II. THE BEGINNINGS OF MODERN CHEMISTRY
This new work when given to the world was not merely an epoch-making book; it was revolutionary. It not only discarded phlogiston altogether, but set forth that metals are simple elements, not compounds of "earth" and "phlogiston." It upheld Cavendish's demonstration that water itself, like air, is a compound of oxygen with another element. In short, it was scientific chemistry, in the modern acceptance of the term.
Lavoisier's observations on combustion are at once important and interesting: "Combustion," he says, ". . . is the decomposition of oxygen produced by a combustible body. The oxygen which forms the base of this gas is absorbed by and enters into combination with the burning body, while the caloric and light are set free. Every combustion necessarily supposes oxygenation; whereas, on the contrary, every oxygenation does not necessarily imply concomitant combustion; because combustion properly so called cannot take place without disengagement of caloric and light. Before combustion can take place, it is necessary that the base of oxygen gas should have greater affinity to the combustible body than it has to caloric; and this elective attraction, to use Bergman's expression, can only take place at a certain degree of temperature which is different for each combustible substance; hence the necessity of giving the first motion or beginning to every combustion by the approach of a heated body. This necessity of heating any body we mean to burn depends upon certain considerations which have not hitherto been attended to by any natural philosopher, for which reason I shall enlarge a little upon the subject in this place:
"Nature is at present in a state of equilibrium, which cannot have been attained until all the spontaneous combustions or oxygenations possible in an ordinary degree of temperature had taken place.... To illustrate this abstract view of the matter by example: Let us suppose the usual temperature of the earth a little changed, and it is raised only to the degree of boiling water; it is evident that in this case phosphorus, which is combustible in a considerably lower degree of temperature, would no longer exist in nature in its pure and simple state, but would always be procured in its acid or oxygenated state, and its radical would become one of the substances unknown to chemistry. By gradually increasing the temperature of the earth, the same circumstance would successively happen to all the bodies capable of combustion; and, at the last, every possible combustion having taken place, there would no longer exist any combustible body whatever, and every substance susceptible of the operation would be oxygenated and consequently incombustible.
"There cannot, therefore, exist, as far as relates to us, any combustible body but such as are non-combustible at the ordinary temperature of the earth, or, what is the same thing in other words, that it is essential to the nature of every combustible body not to possess the property of combustion unless heated, or raised to a degree of temperature at which its combustion naturally takes place. When this degree is once produced, combustion commences, and the caloric which is disengaged by the decomposition of the oxygen gas keeps up the temperature which is necessary for continuing combustion. When this is not the case—that is, when the disengaged caloric is not sufficient for keeping up the necessary temperature—the combustion ceases. This circumstance is expressed in the common language by saying that a body burns ill or with difficulty."

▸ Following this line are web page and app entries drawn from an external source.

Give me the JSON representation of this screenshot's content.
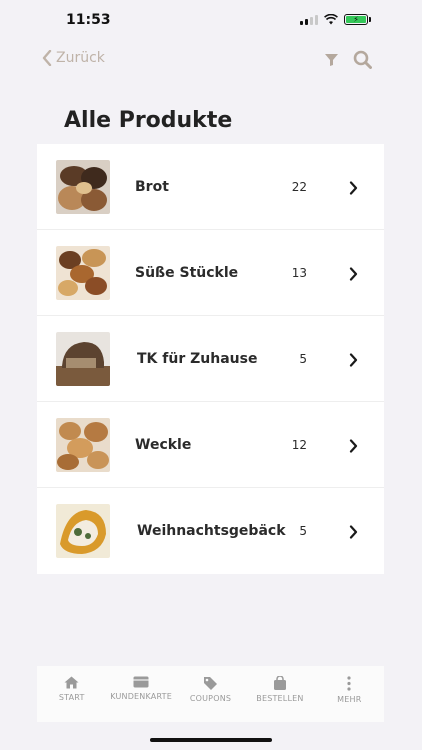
{
  "status": {
    "time": "11:53"
  },
  "nav": {
    "back_label": "Zurück"
  },
  "page_title": "Alle Produkte",
  "categories": [
    {
      "name": "Brot",
      "count": "22"
    },
    {
      "name": "Süße Stückle",
      "count": "13"
    },
    {
      "name": "TK für Zuhause",
      "count": "5"
    },
    {
      "name": "Weckle",
      "count": "12"
    },
    {
      "name": "Weihnachtsgebäck",
      "count": "5"
    }
  ],
  "tabs": [
    {
      "label": "START",
      "icon": "home-icon"
    },
    {
      "label": "KUNDENKARTE",
      "icon": "card-icon"
    },
    {
      "label": "COUPONS",
      "icon": "tag-icon"
    },
    {
      "label": "BESTELLEN",
      "icon": "bag-icon"
    },
    {
      "label": "MEHR",
      "icon": "more-icon"
    }
  ],
  "colors": {
    "accent": "#bfb3a8",
    "background": "#f3f2f6",
    "battery": "#34c759"
  }
}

It needed the genius of such a man as Lavoisier to complete the refutation of the false but firmly grounded phlogiston theory, and against such a book as his Elements of Chemistry the feeble weapons of the supporters of the phlogiston theory were hurled in vain.
But while chemists, as a class, had become converts to the new chemistry before the end of the century, one man, Dr. Priestley, whose work had done so much to found it, remained unconverted. In this, as in all his life-work, he showed himself to be a most remarkable man. Davy said of him, a generation later, that no other person ever discovered so many new and curious substances as he; yet to the last he was only an amateur in science, his profession, as we know, being the ministry. There is hardly another case in history of a man not a specialist in science accomplishing so much in original research as did this chemist, physiologist, electrician; the mathematician, logician, and moralist; the theologian, mental philosopher, and political economist. He took all knowledge for his field; but how he found time for his numberless researches and multifarious writings, along with his every-day duties, must ever remain a mystery to ordinary mortals.
That this marvellously receptive, flexible mind should have refused acceptance to the clearly logical doctrines of the new chemistry seems equally inexplicable. But so it was. To the very last, after all his friends had capitulated, Priestley kept up the fight. From America he sent out his last defy to the enemy, in 1800, in a brochure entitled "The Doctrine of Phlogiston Upheld," etc. In the mind of its author it was little less than a paean of victory; but all the world beside knew that it was the swan-song of the doctrine of phlogiston. Despite the defiance of this single warrior the battle was really lost and won, and as the century closed "antiphlogistic" chemistry had practical possession of the field.